*Instructions for the task:*
How many lines in the entries below contain "time"? Answer with the number only.

[App and web page records]
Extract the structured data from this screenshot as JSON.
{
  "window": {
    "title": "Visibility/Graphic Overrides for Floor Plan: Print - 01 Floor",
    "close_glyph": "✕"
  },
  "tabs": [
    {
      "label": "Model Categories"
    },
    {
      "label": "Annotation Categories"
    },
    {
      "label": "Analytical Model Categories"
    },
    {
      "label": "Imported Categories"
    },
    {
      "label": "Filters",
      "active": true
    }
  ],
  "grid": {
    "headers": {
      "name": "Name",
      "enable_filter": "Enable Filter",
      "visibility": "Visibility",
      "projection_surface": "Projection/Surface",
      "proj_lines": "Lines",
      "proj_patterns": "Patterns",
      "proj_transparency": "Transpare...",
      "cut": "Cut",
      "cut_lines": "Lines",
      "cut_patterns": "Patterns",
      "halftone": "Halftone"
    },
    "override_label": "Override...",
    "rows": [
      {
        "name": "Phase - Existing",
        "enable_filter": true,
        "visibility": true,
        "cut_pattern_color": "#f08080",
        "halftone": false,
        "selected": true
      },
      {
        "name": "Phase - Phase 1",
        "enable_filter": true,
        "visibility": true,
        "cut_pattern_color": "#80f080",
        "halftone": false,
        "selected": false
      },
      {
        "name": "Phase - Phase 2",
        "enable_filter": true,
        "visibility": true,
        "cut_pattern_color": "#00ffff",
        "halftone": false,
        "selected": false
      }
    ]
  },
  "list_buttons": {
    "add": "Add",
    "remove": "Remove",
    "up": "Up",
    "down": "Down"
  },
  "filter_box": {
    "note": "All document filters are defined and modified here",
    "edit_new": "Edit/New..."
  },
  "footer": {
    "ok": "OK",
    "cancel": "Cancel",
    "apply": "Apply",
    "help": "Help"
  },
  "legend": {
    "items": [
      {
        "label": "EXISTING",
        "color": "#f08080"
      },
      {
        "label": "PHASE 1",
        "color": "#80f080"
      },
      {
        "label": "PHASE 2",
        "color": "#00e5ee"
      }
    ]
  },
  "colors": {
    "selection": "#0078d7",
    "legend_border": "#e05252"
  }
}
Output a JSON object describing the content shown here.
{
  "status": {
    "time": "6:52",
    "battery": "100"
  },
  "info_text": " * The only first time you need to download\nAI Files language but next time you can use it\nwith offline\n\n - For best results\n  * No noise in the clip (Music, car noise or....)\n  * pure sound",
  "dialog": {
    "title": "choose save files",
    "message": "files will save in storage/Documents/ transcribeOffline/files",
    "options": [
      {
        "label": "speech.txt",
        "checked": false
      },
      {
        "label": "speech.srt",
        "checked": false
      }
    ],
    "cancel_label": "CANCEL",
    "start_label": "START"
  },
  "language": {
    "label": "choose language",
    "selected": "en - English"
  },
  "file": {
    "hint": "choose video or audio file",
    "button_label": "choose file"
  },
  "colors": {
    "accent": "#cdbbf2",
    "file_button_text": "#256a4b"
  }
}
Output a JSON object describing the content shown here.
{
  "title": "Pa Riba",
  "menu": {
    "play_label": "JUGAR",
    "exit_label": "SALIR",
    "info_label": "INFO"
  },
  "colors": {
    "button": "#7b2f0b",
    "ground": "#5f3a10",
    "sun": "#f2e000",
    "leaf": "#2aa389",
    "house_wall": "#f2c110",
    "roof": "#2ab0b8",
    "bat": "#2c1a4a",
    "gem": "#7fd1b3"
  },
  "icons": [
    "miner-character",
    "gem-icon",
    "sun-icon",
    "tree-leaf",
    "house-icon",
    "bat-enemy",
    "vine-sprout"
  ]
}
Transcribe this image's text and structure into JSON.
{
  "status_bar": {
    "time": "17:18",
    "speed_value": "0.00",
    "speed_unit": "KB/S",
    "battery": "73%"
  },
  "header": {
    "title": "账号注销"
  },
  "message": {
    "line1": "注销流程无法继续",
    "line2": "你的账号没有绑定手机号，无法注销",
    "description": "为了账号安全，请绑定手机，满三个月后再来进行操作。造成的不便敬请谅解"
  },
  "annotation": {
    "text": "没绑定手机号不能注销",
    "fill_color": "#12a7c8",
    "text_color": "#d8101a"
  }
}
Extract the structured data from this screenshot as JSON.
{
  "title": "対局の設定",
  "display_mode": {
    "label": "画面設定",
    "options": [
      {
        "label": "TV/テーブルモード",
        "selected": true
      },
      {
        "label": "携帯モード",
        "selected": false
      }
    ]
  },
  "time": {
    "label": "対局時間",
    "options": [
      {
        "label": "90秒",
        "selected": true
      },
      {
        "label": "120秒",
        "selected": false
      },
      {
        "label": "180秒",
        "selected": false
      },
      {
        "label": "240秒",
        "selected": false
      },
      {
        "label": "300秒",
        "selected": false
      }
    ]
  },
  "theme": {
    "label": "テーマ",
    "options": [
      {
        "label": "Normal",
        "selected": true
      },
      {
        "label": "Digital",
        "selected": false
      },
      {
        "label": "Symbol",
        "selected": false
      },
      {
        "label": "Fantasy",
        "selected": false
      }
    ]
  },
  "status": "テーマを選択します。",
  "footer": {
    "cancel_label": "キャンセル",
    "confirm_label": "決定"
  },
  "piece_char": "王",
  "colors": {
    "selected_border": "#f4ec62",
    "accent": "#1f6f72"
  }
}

*Output of the exercise:*
4